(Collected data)
◆ ◆ ◆
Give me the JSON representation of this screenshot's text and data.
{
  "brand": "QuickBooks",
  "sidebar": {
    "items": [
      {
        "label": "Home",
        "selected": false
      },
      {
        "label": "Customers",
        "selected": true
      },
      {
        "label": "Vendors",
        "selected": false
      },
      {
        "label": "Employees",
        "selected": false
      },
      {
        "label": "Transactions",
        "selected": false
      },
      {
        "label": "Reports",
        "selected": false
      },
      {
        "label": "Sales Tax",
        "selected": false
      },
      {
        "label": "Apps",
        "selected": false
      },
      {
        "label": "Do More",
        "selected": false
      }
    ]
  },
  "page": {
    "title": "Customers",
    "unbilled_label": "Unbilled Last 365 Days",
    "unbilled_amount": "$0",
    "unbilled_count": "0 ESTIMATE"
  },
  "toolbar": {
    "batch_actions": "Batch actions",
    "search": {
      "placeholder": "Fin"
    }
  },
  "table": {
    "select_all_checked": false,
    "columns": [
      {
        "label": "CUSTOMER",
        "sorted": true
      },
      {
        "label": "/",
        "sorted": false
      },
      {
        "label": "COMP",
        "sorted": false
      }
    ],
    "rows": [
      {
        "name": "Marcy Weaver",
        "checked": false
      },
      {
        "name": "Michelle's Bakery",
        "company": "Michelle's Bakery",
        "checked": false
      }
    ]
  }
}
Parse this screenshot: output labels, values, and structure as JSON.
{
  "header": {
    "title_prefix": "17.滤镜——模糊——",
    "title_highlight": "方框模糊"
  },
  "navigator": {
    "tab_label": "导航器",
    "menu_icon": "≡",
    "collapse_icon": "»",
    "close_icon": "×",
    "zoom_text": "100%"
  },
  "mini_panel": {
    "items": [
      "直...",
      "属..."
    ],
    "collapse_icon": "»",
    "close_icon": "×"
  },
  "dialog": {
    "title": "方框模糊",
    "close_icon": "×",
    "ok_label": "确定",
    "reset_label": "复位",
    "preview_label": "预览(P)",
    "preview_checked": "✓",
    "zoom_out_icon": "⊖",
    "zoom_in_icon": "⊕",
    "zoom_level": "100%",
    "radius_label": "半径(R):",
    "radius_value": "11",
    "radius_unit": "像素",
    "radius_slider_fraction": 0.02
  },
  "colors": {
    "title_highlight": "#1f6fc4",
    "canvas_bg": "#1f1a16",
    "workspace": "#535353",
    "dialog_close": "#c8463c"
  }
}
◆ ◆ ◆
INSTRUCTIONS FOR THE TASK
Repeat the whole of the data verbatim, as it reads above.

SOLUTION TO THIS EXERCISE
Give me the JSON representation of this screenshot's text and data.
{
  "brand": "QuickBooks",
  "sidebar": {
    "items": [
      {
        "label": "Home",
        "selected": false
      },
      {
        "label": "Customers",
        "selected": true
      },
      {
        "label": "Vendors",
        "selected": false
      },
      {
        "label": "Employees",
        "selected": false
      },
      {
        "label": "Transactions",
        "selected": false
      },
      {
        "label": "Reports",
        "selected": false
      },
      {
        "label": "Sales Tax",
        "selected": false
      },
      {
        "label": "Apps",
        "selected": false
      },
      {
        "label": "Do More",
        "selected": false
      }
    ]
  },
  "page": {
    "title": "Customers",
    "unbilled_label": "Unbilled Last 365 Days",
    "unbilled_amount": "$0",
    "unbilled_count": "0 ESTIMATE"
  },
  "toolbar": {
    "batch_actions": "Batch actions",
    "search": {
      "placeholder": "Fin"
    }
  },
  "table": {
    "select_all_checked": false,
    "columns": [
      {
        "label": "CUSTOMER",
        "sorted": true
      },
      {
        "label": "/",
        "sorted": false
      },
      {
        "label": "COMP",
        "sorted": false
      }
    ],
    "rows": [
      {
        "name": "Marcy Weaver",
        "checked": false
      },
      {
        "name": "Michelle's Bakery",
        "company": "Michelle's Bakery",
        "checked": false
      }
    ]
  }
}
Parse this screenshot: output labels, values, and structure as JSON.
{
  "header": {
    "title_prefix": "17.滤镜——模糊——",
    "title_highlight": "方框模糊"
  },
  "navigator": {
    "tab_label": "导航器",
    "menu_icon": "≡",
    "collapse_icon": "»",
    "close_icon": "×",
    "zoom_text": "100%"
  },
  "mini_panel": {
    "items": [
      "直...",
      "属..."
    ],
    "collapse_icon": "»",
    "close_icon": "×"
  },
  "dialog": {
    "title": "方框模糊",
    "close_icon": "×",
    "ok_label": "确定",
    "reset_label": "复位",
    "preview_label": "预览(P)",
    "preview_checked": "✓",
    "zoom_out_icon": "⊖",
    "zoom_in_icon": "⊕",
    "zoom_level": "100%",
    "radius_label": "半径(R):",
    "radius_value": "11",
    "radius_unit": "像素",
    "radius_slider_fraction": 0.02
  },
  "colors": {
    "title_highlight": "#1f6fc4",
    "canvas_bg": "#1f1a16",
    "workspace": "#535353",
    "dialog_close": "#c8463c"
  }
}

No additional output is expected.